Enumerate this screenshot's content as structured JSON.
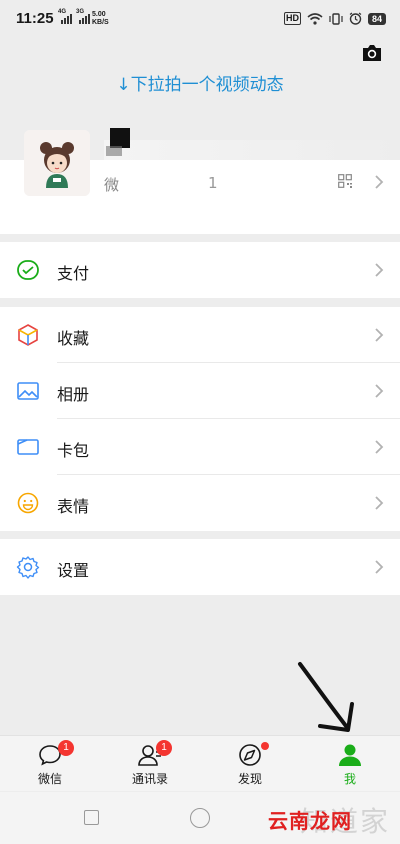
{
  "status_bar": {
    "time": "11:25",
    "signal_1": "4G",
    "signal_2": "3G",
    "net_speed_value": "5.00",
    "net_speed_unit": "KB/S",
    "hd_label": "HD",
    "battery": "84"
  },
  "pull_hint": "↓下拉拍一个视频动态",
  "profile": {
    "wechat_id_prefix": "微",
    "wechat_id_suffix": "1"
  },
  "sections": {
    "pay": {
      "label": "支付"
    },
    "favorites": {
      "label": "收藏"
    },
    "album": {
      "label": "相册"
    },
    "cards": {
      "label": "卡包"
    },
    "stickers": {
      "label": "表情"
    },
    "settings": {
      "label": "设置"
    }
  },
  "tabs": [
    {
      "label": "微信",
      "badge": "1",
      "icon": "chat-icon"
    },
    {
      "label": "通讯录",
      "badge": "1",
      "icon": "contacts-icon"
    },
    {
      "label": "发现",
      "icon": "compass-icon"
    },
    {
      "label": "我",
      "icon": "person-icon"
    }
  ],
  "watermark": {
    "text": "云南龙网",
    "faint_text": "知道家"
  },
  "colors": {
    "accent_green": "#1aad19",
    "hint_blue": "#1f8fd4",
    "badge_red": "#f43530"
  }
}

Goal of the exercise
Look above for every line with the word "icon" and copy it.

Result of the task
      "icon": "chat-icon"
      "icon": "contacts-icon"
      "icon": "compass-icon"
      "icon": "person-icon"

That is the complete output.